6 Jul 2017

Tributes flow for Samoan pioneer of the arts

12:29 pm on 6 July 2017

The passing away of Seiuli Tuilagi Allan Alo Vaai is bringing together many people from different walks of life to pay tribute to a life lived to the fullest.

Allan Alo

Seiuli Tuilagi Allan Alo Vaai (centre) with a group of dancers Photo: Supplied/ Samoa Arts Council

Known as one of the most creative and flamboyant choreographers in the Pacific, he was also a multi-talented dancer, director and pioneer of the arts.

Seiuli had worked hard to set up the Samoa Arts Council when he was diagnosed with Stage 4 cancer last year.

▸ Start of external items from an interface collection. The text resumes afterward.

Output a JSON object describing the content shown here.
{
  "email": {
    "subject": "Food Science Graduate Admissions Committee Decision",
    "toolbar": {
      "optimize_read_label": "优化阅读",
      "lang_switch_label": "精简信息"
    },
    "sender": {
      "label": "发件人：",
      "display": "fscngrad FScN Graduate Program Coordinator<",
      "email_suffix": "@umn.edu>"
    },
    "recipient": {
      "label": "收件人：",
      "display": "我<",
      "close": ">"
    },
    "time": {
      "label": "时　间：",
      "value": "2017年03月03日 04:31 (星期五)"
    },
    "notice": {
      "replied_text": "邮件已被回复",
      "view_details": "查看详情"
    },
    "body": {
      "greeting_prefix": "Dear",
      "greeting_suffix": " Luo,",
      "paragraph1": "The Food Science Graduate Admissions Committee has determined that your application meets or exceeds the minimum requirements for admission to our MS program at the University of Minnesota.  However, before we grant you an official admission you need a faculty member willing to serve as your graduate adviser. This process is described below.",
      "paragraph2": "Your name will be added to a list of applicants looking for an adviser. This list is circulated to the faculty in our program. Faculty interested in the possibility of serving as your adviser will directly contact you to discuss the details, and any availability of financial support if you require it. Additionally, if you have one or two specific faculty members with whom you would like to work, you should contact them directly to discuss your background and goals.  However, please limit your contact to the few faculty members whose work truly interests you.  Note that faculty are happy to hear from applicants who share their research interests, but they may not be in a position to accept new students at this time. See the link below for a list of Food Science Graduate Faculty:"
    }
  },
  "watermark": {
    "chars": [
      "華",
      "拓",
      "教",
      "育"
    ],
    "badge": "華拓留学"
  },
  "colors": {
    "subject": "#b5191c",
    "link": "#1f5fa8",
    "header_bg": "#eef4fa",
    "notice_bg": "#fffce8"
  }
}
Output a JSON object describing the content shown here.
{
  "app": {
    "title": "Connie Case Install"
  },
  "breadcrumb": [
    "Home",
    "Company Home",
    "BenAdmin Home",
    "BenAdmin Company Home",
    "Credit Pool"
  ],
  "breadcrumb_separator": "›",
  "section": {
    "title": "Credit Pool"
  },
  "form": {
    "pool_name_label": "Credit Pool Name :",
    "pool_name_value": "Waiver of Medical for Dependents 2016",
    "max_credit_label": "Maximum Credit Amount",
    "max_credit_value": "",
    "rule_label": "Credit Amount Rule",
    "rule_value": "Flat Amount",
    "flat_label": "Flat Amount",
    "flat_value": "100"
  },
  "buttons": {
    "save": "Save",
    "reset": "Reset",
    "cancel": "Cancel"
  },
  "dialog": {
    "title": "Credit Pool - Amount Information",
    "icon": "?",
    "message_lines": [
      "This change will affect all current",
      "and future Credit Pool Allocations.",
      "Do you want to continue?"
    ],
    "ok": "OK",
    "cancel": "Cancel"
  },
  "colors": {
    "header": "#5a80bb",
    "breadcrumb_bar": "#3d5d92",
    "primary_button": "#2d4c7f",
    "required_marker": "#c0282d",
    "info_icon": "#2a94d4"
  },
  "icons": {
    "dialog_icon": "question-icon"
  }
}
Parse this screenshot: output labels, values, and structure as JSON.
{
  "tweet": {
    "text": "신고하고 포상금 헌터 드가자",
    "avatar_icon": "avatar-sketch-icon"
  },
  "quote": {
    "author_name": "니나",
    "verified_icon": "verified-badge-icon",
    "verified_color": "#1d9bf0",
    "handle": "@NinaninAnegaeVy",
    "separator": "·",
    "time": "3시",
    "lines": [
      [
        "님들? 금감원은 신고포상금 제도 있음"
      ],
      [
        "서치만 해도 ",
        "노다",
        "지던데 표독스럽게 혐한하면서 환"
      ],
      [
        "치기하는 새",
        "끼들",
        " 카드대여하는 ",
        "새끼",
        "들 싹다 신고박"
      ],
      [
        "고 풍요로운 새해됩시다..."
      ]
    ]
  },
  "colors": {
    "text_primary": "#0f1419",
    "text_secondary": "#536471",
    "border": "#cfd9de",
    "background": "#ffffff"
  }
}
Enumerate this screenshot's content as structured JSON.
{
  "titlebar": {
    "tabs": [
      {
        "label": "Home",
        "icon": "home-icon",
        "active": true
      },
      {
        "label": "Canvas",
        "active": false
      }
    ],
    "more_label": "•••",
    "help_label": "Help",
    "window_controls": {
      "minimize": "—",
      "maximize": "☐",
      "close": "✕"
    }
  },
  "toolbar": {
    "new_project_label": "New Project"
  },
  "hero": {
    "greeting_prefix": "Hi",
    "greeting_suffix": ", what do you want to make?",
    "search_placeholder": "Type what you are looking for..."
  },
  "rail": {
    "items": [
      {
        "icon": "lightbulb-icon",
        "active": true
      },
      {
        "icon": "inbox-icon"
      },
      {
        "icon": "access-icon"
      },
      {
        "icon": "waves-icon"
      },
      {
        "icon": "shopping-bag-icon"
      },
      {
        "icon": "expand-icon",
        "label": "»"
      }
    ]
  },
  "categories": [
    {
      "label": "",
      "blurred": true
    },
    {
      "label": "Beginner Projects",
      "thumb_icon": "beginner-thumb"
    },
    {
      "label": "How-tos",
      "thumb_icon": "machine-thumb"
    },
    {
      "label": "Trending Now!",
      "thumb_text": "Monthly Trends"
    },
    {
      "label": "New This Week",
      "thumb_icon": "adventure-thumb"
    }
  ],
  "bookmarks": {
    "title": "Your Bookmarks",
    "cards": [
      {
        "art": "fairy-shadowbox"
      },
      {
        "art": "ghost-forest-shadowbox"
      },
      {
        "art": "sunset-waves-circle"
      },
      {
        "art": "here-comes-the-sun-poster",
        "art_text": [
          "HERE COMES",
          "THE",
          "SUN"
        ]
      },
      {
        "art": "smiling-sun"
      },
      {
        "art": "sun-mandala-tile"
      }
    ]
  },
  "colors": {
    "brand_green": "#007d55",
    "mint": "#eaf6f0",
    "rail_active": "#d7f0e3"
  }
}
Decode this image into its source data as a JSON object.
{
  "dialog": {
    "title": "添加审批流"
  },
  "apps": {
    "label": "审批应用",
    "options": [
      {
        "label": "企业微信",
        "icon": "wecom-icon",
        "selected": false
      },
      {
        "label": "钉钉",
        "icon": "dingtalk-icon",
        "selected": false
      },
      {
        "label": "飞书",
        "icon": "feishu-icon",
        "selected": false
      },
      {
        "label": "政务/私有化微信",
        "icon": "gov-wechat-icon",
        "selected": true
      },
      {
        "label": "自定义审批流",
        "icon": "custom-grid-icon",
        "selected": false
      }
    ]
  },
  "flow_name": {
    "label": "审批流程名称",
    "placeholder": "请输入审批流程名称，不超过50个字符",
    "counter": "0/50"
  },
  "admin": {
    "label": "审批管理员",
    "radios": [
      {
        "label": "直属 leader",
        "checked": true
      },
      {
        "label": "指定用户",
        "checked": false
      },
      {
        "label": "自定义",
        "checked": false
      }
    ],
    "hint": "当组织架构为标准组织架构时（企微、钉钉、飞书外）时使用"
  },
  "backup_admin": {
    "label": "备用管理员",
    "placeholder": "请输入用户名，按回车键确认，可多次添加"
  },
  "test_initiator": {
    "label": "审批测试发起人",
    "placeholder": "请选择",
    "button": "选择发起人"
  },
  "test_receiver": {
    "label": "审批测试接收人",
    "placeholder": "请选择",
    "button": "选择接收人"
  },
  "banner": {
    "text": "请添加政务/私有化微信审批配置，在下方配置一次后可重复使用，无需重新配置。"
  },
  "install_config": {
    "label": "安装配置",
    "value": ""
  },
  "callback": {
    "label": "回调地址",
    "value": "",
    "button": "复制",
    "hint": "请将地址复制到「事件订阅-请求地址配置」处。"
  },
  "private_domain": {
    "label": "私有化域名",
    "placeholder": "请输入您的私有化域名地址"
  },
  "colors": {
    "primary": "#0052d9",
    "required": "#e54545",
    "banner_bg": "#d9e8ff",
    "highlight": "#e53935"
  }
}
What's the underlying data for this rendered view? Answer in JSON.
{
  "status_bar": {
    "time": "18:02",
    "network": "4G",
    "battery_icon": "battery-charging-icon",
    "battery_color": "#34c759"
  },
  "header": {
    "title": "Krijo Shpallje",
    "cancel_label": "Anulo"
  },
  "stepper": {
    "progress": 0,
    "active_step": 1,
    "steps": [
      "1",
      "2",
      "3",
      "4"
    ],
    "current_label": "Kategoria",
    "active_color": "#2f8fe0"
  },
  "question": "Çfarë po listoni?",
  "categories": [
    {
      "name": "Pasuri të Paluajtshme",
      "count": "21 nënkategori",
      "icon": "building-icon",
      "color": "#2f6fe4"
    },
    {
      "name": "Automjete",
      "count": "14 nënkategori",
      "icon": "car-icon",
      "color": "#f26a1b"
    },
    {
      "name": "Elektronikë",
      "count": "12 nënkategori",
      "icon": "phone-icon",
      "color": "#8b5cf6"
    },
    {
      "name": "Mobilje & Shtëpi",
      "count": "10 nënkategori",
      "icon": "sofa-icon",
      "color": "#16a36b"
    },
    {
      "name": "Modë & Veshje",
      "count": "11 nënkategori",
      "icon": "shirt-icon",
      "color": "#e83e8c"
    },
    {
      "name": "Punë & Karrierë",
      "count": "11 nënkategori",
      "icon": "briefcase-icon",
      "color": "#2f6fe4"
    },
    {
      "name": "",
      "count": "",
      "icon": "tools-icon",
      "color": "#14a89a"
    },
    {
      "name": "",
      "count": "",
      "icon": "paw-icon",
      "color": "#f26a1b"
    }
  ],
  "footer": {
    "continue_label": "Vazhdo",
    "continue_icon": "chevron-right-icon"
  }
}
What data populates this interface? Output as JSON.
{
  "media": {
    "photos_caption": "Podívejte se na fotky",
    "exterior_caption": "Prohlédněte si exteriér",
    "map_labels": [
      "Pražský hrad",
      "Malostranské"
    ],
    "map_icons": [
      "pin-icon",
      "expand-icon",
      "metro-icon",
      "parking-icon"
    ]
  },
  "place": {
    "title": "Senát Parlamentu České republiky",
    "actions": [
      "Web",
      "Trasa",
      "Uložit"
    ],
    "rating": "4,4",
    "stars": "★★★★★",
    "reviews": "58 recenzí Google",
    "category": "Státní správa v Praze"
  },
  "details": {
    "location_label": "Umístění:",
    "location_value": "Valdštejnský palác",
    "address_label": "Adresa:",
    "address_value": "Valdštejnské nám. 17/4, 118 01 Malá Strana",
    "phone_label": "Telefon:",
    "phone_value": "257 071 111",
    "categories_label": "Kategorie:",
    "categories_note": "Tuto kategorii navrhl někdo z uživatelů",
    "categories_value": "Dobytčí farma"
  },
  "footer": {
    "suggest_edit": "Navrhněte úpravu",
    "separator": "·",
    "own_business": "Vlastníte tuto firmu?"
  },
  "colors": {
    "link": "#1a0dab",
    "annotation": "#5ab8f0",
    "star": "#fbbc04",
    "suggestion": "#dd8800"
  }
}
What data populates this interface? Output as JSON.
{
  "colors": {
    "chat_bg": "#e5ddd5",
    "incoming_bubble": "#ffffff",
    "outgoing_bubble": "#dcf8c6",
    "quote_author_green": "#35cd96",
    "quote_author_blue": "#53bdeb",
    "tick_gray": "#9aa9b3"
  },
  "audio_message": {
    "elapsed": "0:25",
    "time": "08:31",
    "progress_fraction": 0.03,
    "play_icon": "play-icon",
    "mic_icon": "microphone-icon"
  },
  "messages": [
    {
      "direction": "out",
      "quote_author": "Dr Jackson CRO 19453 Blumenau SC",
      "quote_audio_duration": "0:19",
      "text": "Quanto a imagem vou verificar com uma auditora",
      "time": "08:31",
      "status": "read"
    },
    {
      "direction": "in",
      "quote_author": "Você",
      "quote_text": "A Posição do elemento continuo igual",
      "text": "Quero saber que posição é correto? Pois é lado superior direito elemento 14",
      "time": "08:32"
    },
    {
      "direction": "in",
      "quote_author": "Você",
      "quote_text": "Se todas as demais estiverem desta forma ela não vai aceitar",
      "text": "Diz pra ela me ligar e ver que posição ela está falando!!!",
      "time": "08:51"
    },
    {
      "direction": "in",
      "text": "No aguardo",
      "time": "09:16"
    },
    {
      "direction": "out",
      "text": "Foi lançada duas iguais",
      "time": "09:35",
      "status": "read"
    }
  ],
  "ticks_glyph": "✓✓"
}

His last projects included work on a Samoa Fashion Week last year, and he opened Samoa's first official dance space.

In his youth he studied in New Zealand before heading back to the region to start a Bachelor degree in Expressive Arts with the University of the South Pacific (USP) and founded the Oceania Dance Theatre.

Seiuli produced many shows for the likes of the Teuila Festival, Hip Hop Challenges, the Small Islands Developing Nations conference to name a few.

He was also the Director for the USP Outreach Programme in Samoa and launched the Samoa Arts Council.

Samoa Arts Council vice president, Saumaiafe Dr Vanya Taule'alo said as well as working together, they were great friends.

Samoa is the poorer for his untimely passing, though he lived longer than what doctors had anticipated, he said.

"He had a huge shock and so did everybody else that his time on earth might be quite limited but he was incredibly positive and he had a strong belief in God and he just thought he'd be cured, and so it's very sad."

Saumaiafe said and he was such an advocate for showcasing Samoan culture, traditional and contemporary performance art forms and he engaged the youth.

Allan Alo

One Seiuli Tuilagi Allan Alo Vaai's pieces being performed Photo: Supplied/ Samoa Arts Council

"He was very loving and caring to youth that he mentored to students in both Fiji and Samoa. If anything, I think his legacy will be watching them grow develop and some of the Fijiian dancers have developed arts schools of their own for dance, and this will be his legacy."

The director of Pacific Dance New Zealand, Sefa Enari said in a recent interview together, that he wanted to give more opportunities for local Samoans to collaborate and travel.

"I think that the Pacific culture and modern arts, is really in focus with his passing and I think we take it for granted that people are going to be here forever to support the growth of the arts within the Pacific as well as New Zealand.

"I think he's done a tremendous job for the Samoan people and it is gonna be a real huge loss for the Pacific region as well as the Samoan community."

Family member Sam Sefuiva said there were two key things that his cousin was passionate about.

"One was to do with faafafine in terms of their plight, and their lifestyle, and putting it out there about contemporary faafafine in Samoa society", he said.

"The second is one that people saw him as a dancer but he was also a choreographer, a producer, and a champion of the arts and in particular dance, and he really pushed all elements and spheres of dance in the Pacific."

Seiuli was a strong advocate for HIV work in the Pacific and he was also very proud to be a faafafine, with many giving testament to his hard work.

Sam Sefuiva said he'd light up any room.

Allan Alo

Seiuli Tuilagi Allan Alo Vaai Photo: Supplied/ Samoa Arts Council

"He filled a room when he walked into it, but he also made sure that people who didn't have a voice were given a voice. He was just a natural personality who was able to inject a confidence and participation for all of those people he met and a really nice guy."

Seiuli was from the villages of Falealupo, Vaisala, Asau, Safotu, Fogapoa, Fatausi and Samatau. He is the youngest child of seven for Alapati Alo Va'ai and Sofaea Tanielu Alo Vaa'i.

He died the day before his 43rd birthday, surrounded by loved ones in New Zealand, and flown to Samoa for burial.